Starting a business in Poland: Registration, taxes and subsidies
The economic development of Poland offers many opportunities for setting up new businesses. Investors can access subsidies and tax allowances, and there are special economic areas (Specjalna Strefa Ekonomiczna) within which development incentives are offered.
However, the worldwide economic recession has also hit Poland. Recent wage and price inflation have led to an increase in labour cost. Moreover, there are branches of the economy that lack highly skilled workers and it can take very long to fill a position.
Business registration in Poland
If you want to start a small business or become self-employed, it is relatively easy to register at the appropriate town or community administrative office.
The first step of the registration process is an application for an entry into the register of trade (wpis do ewidencji gospodarczej). This normally costs about 100 PLN. To register a business, you need to choose one or more categories from the classification of activity.

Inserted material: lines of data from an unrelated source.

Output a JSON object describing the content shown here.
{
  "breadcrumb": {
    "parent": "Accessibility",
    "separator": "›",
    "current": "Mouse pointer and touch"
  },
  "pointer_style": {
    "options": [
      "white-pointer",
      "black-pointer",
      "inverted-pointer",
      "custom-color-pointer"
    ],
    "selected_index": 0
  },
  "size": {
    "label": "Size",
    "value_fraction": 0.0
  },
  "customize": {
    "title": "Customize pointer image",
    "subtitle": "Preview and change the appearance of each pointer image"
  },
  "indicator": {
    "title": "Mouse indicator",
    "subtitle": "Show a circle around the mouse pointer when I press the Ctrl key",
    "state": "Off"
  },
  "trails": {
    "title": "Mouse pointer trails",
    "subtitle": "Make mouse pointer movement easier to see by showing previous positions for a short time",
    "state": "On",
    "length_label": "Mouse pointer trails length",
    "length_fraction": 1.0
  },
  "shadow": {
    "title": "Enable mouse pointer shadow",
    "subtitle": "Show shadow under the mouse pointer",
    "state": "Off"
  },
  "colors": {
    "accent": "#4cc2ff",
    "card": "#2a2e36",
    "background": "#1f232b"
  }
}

After you receive a written confirmation of a trade registration, you have to go to the National Statistics Agency (Glówny Urzad Statystyczny, GUS) to apply for a REGON number. The REGON is used on a number of other forms so you will be blocked without it. You will then need to register at the ZUS (social insurance) and apply for a tax number (NIP) at the tax office.
You may be able to get a subsidy for setting up your business. You will need to address the department of business development (Wydzial Promocji Gospodarczej). The programmes and subsidies offered change frequently. If you are an EU citizen, you should find out what EU-programmes are available.
Once you have navigated through all of that you will finally be ready to kick off business!
Keep in mind that in general all documents have to be validated through signature and a company stamp.
Business taxes in Poland
Polish corporate and income tax are at 19%, respectively. Value Added Tax (VAT) is 22%. Companies with an annual turnover of less than €10.000 are exempt from VAT payments. Once your company's turnover has been more than €10.000 you have to make a tax declaration and will then have to pay the corresponding tax.
Of course, you are allowed to set your advertising costs and other expenses off against tax liability. It then is important that you keep all invoices for the respective year, since they have to be handed in with the tax declaration.
If you are a member of the EU and act as a sole trader (self-employment), you can make demands on a reduction of the ZUS-contributions (about 300 PLN instead of at least 900 PLN) when founding your first company in Poland.
In general it is a good advice to find a competent accountancy office (biuro rachunkowe) to do your bookkeeping and deal with all of the administration for a fixed monthly price.
Other types of businesses
If you are planning to launch a larger company or want to invest in Poland, you should use the help of an expert consulting company to get advice on the best legal form for the company, the optimization of taxes, etc. The success of your company will be closely linked to these issues. Although Polish company forms might sound familiar, there may be differences from similar structures in your home country. You may be able obtain help and advice from embassies and consulates in addition to chambers of industry and commerce.